* _YOUR INSTRUCTIONS_
Only lines holding the word "meta" are needed; copy each of them from the material.

* _INPUT RECORDS_
....................

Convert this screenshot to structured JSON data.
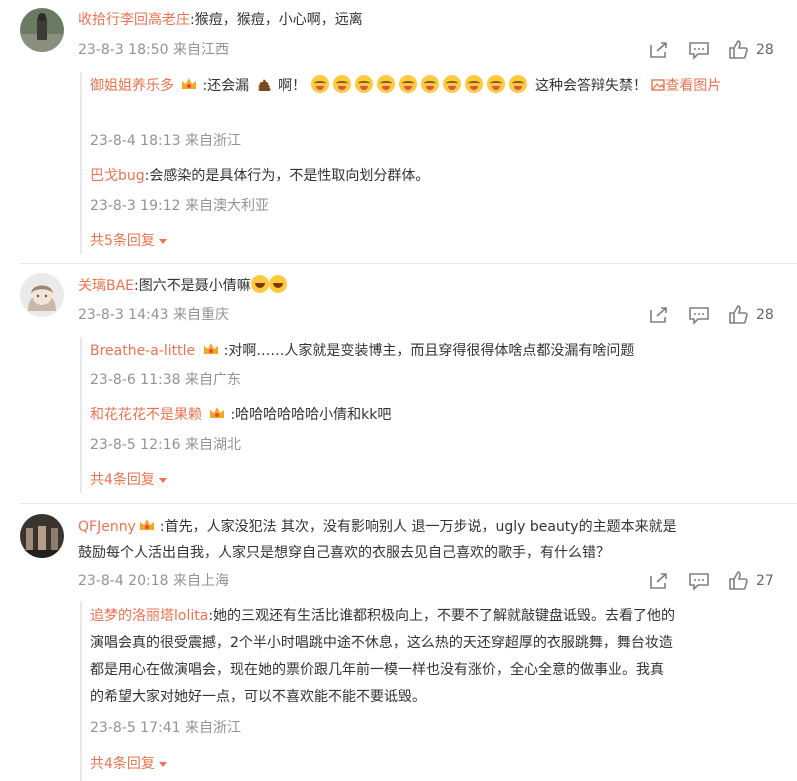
{
  "comments": [
    {
      "username": "收拾行李回高老庄",
      "text": ":猴痘，猴痘，小心啊，远离",
      "meta": "23-8-3 18:50 来自江西",
      "likes": "28",
      "replies": [
        {
          "username": "御姐姐养乐多",
          "text_a": ":还会漏",
          "text_b": "啊！",
          "text_c": "这种会答辩失禁！",
          "link_text": "查看图片",
          "meta": "23-8-4 18:13 来自浙江"
        },
        {
          "username": "巴戈bug",
          "text": ":会感染的是具体行为，不是性取向划分群体。",
          "meta": "23-8-3 19:12 来自澳大利亚"
        }
      ],
      "more": "共5条回复"
    },
    {
      "username": "关璃BAE",
      "text": ":图六不是聂小倩嘛",
      "meta": "23-8-3 14:43 来自重庆",
      "likes": "28",
      "replies": [
        {
          "username": "Breathe-a-little",
          "text": ":对啊……人家就是变装博主，而且穿得很得体啥点都没漏有啥问题",
          "meta": "23-8-6 11:38 来自广东"
        },
        {
          "username": "和花花花不是果赖",
          "text": ":哈哈哈哈哈哈小倩和kk吧",
          "meta": "23-8-5 12:16 来自湖北"
        }
      ],
      "more": "共4条回复"
    },
    {
      "username": "QFJenny",
      "text_line1": ":首先，人家没犯法 其次，没有影响别人 退一万步说，ugly beauty的主题本来就是",
      "text_line2": "鼓励每个人活出自我，人家只是想穿自己喜欢的衣服去见自己喜欢的歌手，有什么错？",
      "meta": "23-8-4 20:18 来自上海",
      "likes": "27",
      "replies": [
        {
          "username": "追梦的洛丽塔lolita",
          "line1": ":她的三观还有生活比谁都积极向上，不要不了解就敲键盘诋毁。去看了他的",
          "line2": "演唱会真的很受震撼，2个半小时唱跳中途不休息，这么热的天还穿超厚的衣服跳舞，舞台妆造",
          "line3": "都是用心在做演唱会，现在她的票价跟几年前一模一样也没有涨价，全心全意的做事业。我真",
          "line4": "的希望大家对她好一点，可以不喜欢能不能不要诋毁。",
          "meta": "23-8-5 17:41 来自浙江"
        }
      ],
      "more": "共4条回复"
    }
  ],
  "icons": {
    "share": "share-icon",
    "comment": "comment-icon",
    "like": "thumbs-up-icon",
    "badge": "crown-badge-icon",
    "image": "image-icon"
  },
  "colors": {
    "username": "#eb7350",
    "meta": "#939393",
    "text": "#333333",
    "divider": "#e6e6e6"
  }
}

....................

* _SOLVED EXERCISE_
      "meta": "23-8-3 18:50 来自江西",
          "meta": "23-8-4 18:13 来自浙江"
          "meta": "23-8-3 19:12 来自澳大利亚"
      "meta": "23-8-3 14:43 来自重庆",
          "meta": "23-8-6 11:38 来自广东"
          "meta": "23-8-5 12:16 来自湖北"
      "meta": "23-8-4 20:18 来自上海",
          "meta": "23-8-5 17:41 来自浙江"
    "meta": "#939393",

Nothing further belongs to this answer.